But this isn’t just about your children. Since it sounds like your name is on these loans — which is typical, since most private student loans require a parent co-signer — you’re every bit as responsible for repaying them as your kids are.

By wiping out a substantial portion of this debt, you’ll be in a better position to pursue your own goals. When you’re on the hook for a substantial balance, student loans pose a real risk to your retirement. Reducing the balance will also help if you need financing for a major purchase. As long as your name is on these loans, it will increase your debt-to-income ratio, which makes it harder to get a loan.

The fact that these are private loans makes me even more adamant that paying them off is the right decision. With federal student loans, borrowers have options like forbearance and income-driven repayment programs if they encounter tough times. But with private student loans, borrowers are forever at the mercy of the lender.

My other big piece of advice is to be cautious about accruing additional student loan debt, since your children are still in school.
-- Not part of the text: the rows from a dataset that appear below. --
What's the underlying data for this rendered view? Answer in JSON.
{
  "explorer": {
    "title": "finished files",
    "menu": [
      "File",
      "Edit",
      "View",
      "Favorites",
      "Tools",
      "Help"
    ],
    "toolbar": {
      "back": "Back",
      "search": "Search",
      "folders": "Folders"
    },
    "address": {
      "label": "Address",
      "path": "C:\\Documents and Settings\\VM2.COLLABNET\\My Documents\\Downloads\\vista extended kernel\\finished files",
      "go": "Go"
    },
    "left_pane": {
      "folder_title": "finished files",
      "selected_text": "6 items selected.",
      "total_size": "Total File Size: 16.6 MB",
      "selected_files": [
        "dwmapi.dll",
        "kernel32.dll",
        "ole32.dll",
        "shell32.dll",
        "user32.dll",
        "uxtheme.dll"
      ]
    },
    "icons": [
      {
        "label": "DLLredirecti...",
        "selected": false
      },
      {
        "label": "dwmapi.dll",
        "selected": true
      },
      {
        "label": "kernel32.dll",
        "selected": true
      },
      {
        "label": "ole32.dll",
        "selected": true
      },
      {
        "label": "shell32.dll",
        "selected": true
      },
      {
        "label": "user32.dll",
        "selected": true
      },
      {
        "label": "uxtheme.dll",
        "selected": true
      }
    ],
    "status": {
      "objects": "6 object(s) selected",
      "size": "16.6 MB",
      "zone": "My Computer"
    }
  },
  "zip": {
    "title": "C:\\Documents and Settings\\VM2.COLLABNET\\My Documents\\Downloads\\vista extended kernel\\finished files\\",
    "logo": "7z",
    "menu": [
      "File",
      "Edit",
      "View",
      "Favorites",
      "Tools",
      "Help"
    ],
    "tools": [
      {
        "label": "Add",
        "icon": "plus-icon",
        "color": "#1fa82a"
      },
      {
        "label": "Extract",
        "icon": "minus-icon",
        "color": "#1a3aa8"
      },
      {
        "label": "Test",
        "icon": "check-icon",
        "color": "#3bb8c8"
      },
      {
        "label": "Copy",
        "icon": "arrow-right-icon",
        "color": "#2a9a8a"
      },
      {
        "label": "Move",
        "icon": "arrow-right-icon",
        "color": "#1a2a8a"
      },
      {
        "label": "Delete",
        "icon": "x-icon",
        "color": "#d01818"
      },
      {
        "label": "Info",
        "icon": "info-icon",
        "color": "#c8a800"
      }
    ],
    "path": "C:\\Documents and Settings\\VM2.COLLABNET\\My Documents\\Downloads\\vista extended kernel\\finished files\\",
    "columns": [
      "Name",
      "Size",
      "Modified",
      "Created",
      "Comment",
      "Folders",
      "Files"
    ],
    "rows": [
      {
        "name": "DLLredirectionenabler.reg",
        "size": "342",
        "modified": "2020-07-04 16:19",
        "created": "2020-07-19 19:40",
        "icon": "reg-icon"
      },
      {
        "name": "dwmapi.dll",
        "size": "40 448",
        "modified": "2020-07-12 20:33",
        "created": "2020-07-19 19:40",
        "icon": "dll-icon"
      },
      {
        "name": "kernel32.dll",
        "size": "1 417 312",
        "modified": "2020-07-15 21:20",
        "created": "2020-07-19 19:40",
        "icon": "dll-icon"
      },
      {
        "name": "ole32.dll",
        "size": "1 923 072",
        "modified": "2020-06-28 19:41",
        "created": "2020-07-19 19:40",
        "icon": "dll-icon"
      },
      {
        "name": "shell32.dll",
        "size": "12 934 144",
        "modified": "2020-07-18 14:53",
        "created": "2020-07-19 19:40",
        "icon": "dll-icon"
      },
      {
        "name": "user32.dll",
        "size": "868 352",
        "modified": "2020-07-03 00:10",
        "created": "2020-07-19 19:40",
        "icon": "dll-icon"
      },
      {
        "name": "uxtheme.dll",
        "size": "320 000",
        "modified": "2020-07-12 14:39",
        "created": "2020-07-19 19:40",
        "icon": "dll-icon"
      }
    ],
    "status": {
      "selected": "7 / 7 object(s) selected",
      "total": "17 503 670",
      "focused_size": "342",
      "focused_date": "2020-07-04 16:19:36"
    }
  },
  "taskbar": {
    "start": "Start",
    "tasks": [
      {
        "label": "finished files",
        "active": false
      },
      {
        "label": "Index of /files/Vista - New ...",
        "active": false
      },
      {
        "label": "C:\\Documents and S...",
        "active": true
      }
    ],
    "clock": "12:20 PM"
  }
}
Make sure you’ve exhausted all your options for federal loans, including Parent PLUS loans, before you take out more private loans. Because of the flexible repayment options federal borrowers get, borrowing from the government is typically a safer bet, even if a private lender offers a slightly lower interest rate. If your kids can work part time so they can borrow less, that should be on the table.

Reducing this debt is hands-down the best way to use this $165,000. Consider it a guaranteed investment not only in your children’s future, but your own.

Here are the biggest money secrets that can help you stop wasting precious funds and get your finances back on track.

Robin Hartill is a certified financial planner and a senior writer at The Penny Hoarder. Send your tricky money questions to [email protected].